The real import, however, is that Yahweh judges humankind. Regardless of human accomplishments, they are for naught if one does not live according to Yahweh’s law.

Verse 16 speaks of the ships of Tarshish. The Book of Mormon adds “all the ships of the sea.” There is no indication that this is a restoration of an earlier reading. The parallelism suggests that there should be two images, and the “pleasant pictures” are certainly confusing. One scholar translates the “pleasant pictures” to mean “splendid vessels,” which fits the intended parallelism.

2 Nephi 12:18–22

18 And the idols he shall utterly abolish.
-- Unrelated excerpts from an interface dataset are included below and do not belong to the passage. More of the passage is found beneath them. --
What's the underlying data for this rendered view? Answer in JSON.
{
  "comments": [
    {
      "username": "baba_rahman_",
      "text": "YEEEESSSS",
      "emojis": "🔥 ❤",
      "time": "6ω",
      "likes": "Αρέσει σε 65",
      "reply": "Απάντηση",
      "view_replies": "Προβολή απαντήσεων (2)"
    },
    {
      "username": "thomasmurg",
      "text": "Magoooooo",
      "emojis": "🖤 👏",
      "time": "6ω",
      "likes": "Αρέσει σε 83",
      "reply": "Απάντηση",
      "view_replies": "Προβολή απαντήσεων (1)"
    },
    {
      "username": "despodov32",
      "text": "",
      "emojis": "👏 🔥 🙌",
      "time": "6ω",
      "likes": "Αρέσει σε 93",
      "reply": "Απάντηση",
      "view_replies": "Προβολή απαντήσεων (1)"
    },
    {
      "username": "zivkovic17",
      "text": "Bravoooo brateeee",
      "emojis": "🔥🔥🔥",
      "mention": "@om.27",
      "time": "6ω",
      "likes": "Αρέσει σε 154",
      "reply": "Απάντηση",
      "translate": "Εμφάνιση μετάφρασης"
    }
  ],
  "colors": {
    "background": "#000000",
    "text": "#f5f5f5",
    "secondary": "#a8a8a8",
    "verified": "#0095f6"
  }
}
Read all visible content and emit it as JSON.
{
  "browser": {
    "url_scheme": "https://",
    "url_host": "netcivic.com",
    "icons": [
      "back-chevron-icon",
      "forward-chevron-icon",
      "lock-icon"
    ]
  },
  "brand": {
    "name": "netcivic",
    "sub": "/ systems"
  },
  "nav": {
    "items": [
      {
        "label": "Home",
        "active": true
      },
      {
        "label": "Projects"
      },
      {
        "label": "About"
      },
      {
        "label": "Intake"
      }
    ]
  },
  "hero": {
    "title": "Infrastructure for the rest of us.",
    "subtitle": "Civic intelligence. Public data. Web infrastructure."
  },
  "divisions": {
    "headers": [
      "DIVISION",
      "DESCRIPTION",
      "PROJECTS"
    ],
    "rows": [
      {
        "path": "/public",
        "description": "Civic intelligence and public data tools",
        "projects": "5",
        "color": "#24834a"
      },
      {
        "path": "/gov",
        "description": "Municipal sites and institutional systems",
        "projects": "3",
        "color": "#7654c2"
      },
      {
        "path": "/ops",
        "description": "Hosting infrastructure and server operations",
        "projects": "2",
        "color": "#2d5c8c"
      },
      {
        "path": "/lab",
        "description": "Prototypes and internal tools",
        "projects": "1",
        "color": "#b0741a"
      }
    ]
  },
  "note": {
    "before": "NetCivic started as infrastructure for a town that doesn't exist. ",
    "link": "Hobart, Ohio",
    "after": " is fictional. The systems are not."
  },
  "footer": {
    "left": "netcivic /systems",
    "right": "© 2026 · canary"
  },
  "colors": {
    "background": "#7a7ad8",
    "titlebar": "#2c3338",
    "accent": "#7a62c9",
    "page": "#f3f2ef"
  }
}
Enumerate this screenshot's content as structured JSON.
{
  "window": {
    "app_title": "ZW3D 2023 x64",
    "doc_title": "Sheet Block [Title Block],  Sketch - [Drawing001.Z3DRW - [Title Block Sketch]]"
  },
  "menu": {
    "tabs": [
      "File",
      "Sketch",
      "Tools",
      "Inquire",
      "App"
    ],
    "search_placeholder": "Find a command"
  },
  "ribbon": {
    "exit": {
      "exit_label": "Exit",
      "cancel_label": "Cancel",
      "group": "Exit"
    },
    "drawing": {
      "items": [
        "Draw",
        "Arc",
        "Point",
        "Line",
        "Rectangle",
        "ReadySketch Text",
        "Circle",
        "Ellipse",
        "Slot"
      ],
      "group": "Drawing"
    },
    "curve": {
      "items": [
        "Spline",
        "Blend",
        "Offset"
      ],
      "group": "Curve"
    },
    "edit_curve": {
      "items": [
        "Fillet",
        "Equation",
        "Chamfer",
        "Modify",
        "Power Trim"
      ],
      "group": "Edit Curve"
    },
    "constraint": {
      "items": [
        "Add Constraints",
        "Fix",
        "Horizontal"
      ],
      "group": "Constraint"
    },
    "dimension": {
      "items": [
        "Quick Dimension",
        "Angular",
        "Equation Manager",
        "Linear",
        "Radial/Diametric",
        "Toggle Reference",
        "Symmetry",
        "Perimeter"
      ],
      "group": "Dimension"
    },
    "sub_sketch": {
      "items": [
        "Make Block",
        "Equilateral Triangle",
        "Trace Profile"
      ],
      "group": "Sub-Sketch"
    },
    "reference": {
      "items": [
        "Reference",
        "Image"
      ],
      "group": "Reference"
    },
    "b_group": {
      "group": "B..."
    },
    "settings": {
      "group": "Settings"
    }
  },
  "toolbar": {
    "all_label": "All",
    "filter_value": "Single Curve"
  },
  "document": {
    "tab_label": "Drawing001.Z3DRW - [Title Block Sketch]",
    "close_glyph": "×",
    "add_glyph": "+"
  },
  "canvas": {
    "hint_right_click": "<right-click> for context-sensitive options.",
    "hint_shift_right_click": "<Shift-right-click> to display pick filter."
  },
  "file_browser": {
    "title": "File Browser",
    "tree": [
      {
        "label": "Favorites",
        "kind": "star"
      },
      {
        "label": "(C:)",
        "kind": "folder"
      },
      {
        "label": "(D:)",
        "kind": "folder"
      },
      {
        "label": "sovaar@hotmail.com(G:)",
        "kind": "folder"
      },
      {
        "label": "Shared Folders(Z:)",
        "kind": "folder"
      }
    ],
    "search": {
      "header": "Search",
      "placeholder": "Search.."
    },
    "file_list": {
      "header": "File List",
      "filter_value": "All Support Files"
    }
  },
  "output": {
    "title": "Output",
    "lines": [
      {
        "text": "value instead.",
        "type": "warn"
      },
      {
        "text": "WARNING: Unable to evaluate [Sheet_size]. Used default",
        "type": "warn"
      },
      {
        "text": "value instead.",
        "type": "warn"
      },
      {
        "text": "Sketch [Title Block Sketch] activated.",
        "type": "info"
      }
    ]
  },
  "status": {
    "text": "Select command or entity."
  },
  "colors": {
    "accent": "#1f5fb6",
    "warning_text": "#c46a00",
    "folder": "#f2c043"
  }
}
19 And they shall go into the holes of the rocks, and into the caves of the earth, for the fear of the Lord shall come upon them and the glory of his majesty shall smite them, when he ariseth to shake terribly the earth.

20 In that day a man shall cast his idols of silver, and his idols of gold, which he hath made for himself to worship, to the moles and to the bats;

21 To go into the clefts of the rocks, and into the tops of the ragged rocks, for the fear of the Lord shall come upon them and the majesty of his glory shall smite them, when he ariseth to shake terribly the earth.

22 Cease ye from man, whose breath is in his nostrils; for wherein is he to be accounted of?

Comments

In the last days of Yahweh’s coming domination over all the earth, those idols that the children of Israel had thought so great will be demolished. Those who worshipped them, and those who have otherwise gone astray, will attempt to hide from Yahweh in caves. This reprises the earlier statement in verse 10 that the wicked would hide in the rocks.

When Isaiah concludes “cease ye from man, whose breath is in his nostrils,” he is admonishing Israel, and us, to cease from exalting the things of humankind—to cease from admiring worldly riches, and worldly wealth. That “his breath is in his nostrils” indicates that such men and women are mortal, and that, in contrast, the Yahweh is eternal. We are not to trade the things of eternal worth for those of temporary comfort.

Scripture Reference

2 Nephi 12:1-22